[Element data from apps and pages]
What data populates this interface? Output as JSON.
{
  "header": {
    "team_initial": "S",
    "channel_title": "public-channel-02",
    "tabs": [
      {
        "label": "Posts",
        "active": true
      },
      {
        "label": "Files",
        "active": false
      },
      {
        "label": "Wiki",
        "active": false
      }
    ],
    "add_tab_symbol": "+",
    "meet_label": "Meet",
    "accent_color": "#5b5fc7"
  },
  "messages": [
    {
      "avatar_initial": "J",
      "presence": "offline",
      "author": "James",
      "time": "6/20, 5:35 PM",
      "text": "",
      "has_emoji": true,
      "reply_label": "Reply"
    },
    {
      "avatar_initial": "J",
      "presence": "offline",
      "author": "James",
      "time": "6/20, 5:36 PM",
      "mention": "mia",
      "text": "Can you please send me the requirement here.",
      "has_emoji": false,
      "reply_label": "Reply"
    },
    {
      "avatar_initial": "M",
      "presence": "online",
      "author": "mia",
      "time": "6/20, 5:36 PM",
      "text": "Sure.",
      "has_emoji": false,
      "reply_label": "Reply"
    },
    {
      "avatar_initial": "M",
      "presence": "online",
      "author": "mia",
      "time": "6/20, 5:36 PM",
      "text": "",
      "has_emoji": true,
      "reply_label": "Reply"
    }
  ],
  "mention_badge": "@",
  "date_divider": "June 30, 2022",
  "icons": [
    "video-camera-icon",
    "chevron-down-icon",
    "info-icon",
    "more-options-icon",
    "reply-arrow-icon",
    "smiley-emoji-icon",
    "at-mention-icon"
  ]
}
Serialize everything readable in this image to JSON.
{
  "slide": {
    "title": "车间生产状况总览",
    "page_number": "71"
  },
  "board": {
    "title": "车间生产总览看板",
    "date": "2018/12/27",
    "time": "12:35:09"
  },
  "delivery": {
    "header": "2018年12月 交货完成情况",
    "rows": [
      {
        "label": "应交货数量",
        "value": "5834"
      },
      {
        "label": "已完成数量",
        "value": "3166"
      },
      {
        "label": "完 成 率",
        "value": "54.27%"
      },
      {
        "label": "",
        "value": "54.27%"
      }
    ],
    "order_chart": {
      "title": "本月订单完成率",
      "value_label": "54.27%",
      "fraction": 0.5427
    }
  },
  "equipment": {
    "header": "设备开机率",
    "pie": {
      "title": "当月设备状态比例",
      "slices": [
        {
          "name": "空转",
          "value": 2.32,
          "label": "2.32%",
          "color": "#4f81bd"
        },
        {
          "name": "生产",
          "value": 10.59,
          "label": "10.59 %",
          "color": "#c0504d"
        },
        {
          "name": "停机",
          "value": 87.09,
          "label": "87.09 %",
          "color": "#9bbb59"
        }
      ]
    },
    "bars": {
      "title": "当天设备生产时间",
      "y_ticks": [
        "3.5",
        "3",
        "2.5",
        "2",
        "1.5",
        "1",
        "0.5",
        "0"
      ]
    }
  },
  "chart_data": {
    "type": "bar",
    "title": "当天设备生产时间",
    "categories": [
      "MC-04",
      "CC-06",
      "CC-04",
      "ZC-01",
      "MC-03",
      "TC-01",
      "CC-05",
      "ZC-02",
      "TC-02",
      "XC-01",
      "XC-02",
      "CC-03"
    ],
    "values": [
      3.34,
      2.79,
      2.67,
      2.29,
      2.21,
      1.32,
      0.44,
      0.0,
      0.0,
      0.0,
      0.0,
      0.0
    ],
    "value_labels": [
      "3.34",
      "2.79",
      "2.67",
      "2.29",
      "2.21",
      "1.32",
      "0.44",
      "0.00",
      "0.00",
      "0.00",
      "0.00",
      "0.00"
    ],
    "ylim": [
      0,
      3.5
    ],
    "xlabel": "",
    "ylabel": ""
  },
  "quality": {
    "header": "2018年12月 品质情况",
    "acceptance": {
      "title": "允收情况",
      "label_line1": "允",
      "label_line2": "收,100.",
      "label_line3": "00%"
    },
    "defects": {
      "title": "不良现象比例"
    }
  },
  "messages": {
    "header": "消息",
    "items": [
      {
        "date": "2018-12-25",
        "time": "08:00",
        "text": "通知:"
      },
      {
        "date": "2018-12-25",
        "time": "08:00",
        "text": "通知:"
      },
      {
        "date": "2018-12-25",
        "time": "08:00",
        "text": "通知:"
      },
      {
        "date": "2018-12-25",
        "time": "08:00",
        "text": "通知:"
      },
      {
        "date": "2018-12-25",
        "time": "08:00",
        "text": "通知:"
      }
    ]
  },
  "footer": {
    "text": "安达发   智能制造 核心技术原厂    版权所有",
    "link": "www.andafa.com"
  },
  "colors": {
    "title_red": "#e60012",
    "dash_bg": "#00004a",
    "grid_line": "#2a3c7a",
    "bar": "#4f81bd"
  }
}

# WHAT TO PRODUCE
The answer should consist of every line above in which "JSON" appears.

# PROBLEM SOLUTION
What data populates this interface? Output as JSON.
Serialize everything readable in this image to JSON.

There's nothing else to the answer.